Figure 5: Example of a multi-cell and multi-user simulation scenario.
Simulations have been performed with hexagonal cells in a Super Dense Urban scenario (city centers) with an inter site distance of 380 m (distance between macro base stations). The NR (or extra LTE) layer consists of additional 1-4 micro cells per macro cell. The frequency bands used are 0.9 GHz for the macro layer and 3.5 GHz for the micro layer (see Table 1 below).
Table 1: Simulation parameter settings.
Impact on energy efficiency and performance in a Super Dense Urban scenario
We start by looking at the impact on user performance when introducing NR (Figure 6). We can notice that the LTE-only network is not sufficient to serve the expected 2020 peak hour traffic of 750 Mbps/km2 predicted in Ericsson’s Mobility Report back in 2015. When we add NR micro cells, both capacity and user performance increase significantly.
Figure 6: Super Dense Urban (SU) hetnet, traffic load curves.

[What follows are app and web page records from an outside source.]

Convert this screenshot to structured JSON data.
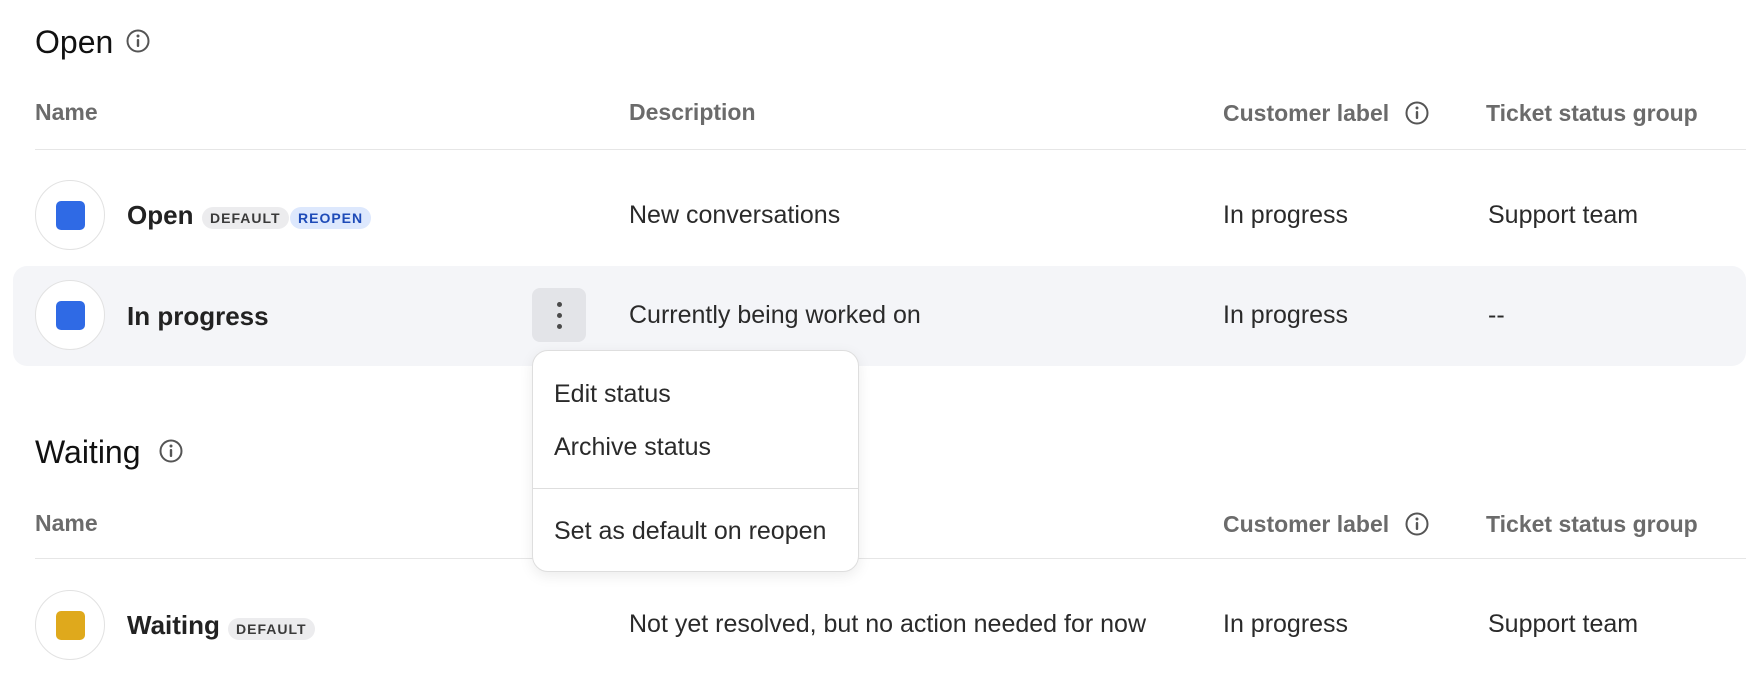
{
  "sections": {
    "open": {
      "title": "Open",
      "columns": {
        "name": "Name",
        "description": "Description",
        "customer_label": "Customer label",
        "ticket_status_group": "Ticket status group"
      },
      "rows": [
        {
          "name": "Open",
          "badges": [
            "DEFAULT",
            "REOPEN"
          ],
          "swatch_color": "#2f6ae5",
          "description": "New conversations",
          "customer_label": "In progress",
          "ticket_status_group": "Support team"
        },
        {
          "name": "In progress",
          "badges": [],
          "swatch_color": "#2f6ae5",
          "description": "Currently being worked on",
          "customer_label": "In progress",
          "ticket_status_group": "--"
        }
      ]
    },
    "waiting": {
      "title": "Waiting",
      "columns": {
        "name": "Name",
        "customer_label": "Customer label",
        "ticket_status_group": "Ticket status group"
      },
      "rows": [
        {
          "name": "Waiting",
          "badges": [
            "DEFAULT"
          ],
          "swatch_color": "#dfa91c",
          "description": "Not yet resolved, but no action needed for now",
          "customer_label": "In progress",
          "ticket_status_group": "Support team"
        }
      ]
    }
  },
  "context_menu": {
    "items": [
      "Edit status",
      "Archive status"
    ],
    "secondary_items": [
      "Set as default on reopen"
    ]
  },
  "icons": {
    "info": "info-circle-icon",
    "more": "vertical-ellipsis-icon"
  },
  "colors": {
    "blue_status": "#2f6ae5",
    "yellow_status": "#dfa91c",
    "reopen_badge_text": "#1e4bb8",
    "hover_row_bg": "#f4f5f8"
  }
}
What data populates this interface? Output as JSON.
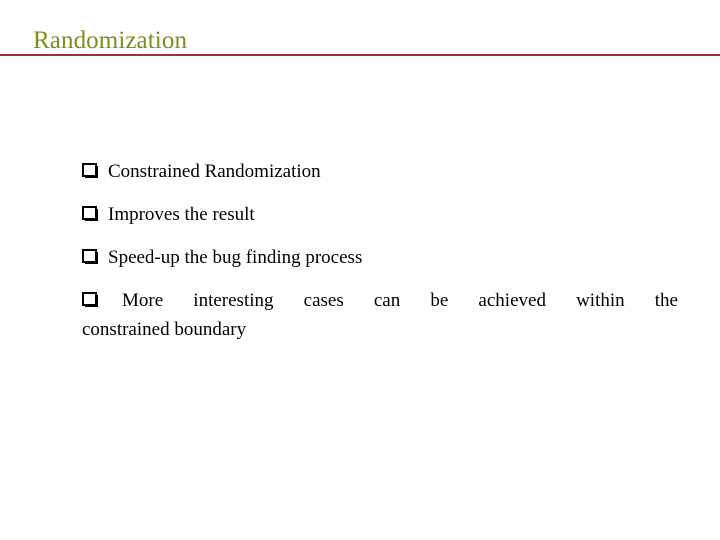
{
  "slide": {
    "title": "Randomization",
    "title_color": "#7d8c1c",
    "rule_color": "#9c3330",
    "background_color": "#ffffff",
    "text_color": "#000000",
    "bullet_glyph": "hollow-square-shadowed"
  },
  "bullets": [
    {
      "id": "bullet-1",
      "text": "Constrained Randomization",
      "wrapped": false
    },
    {
      "id": "bullet-2",
      "text": "Improves the result",
      "wrapped": false
    },
    {
      "id": "bullet-3",
      "text": "Speed-up the bug finding process",
      "wrapped": false
    },
    {
      "id": "bullet-4",
      "text": "More interesting cases can be achieved within the constrained boundary",
      "wrapped": true,
      "line_1": "More interesting cases can be achieved within the",
      "line_2": "constrained boundary"
    }
  ]
}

We now turn to look at the energy consumption of various networks deployments over the course of a day. Figure 7, below, shows the daily power curves for a hetnet deployment of LTE macros and NR micros.
Figure 7: Super Dense Urban (SU) hetnet daily power usage curves, with the peak hour traffic of 750Mbps/km2 reached at 21h.
We can see that the energy consumption varies during the day because of the varying traffic loads. At the low traffic point (around the 06:00 mark) the 1 NR micro deployment consumes the least energy, but at the high-traffic point (around the 21:00 mark) the 2 NR micro deployment consumes less. In this highly loaded case, the added capacity results in quicker transmissions, thus more time to sleep and reduced power consumption. This shows that an optimal deployment from an energy efficiency perspective varies with the traffic scenario.
Figure 8 depicts the total 5G energy consumption in the same test area during the day. Here, we compare the LTE-only deployment in the left bars, with the LTE and NR deployment in the middle bars and the NR-only deployment in the right bars. A clear trend we notice is that by using NR deployments, we decrease the energy consumption significantly. What we also can see is that every addition of an LTE micro node makes for a considerable increase in the power consumption. When using NR this is not the case anymore, as each addition of a NR micro node only results in a very small increase in the energy consumption. The reason for this is that the added capacity with more micros open for the possibility of offloading traffic between the nodes, and each single node can stay idle for long periods. As described before, the NR technology can take advantage of this idle time and use it for deep sleep and low energy consumption.
Lastly, in the right-most set of bars, one can notice that there is also a small decrease in the macro layer power consumption when adding extra micros. This is because of the extra offloading of the macro layer when adding more micros and thus when switching the macros to NR they have the same advantage of utilizing the deep sleep.
From this we can conclude that deploying a dense network using NR can offer both high performance and capacity (Figure 6) while ensuring low energy consumption (Figure 8).
Figure 8: Super Dense Urban (SU) hetnet, total daily power consumption.
Ericsson has made a significant contribution to the standardization of the New Radio’s energy saving features. Parts of this process were documented in our earlier articles about radio network energy performance and energy performance of 5G NX.
Visit our earlier 5G energy efficiency blog post to find out how the development of new radio is enabling us to meet our own product energy performance targets at Ericsson.
Find out more about Ericsson and sustainability.
This blog post is based on a conference paper by the same authors, published in summer 2019. Read the paper in full here: “More Capacity and Less Power: How 5G NR Can Reduce Network Energy Consumption”.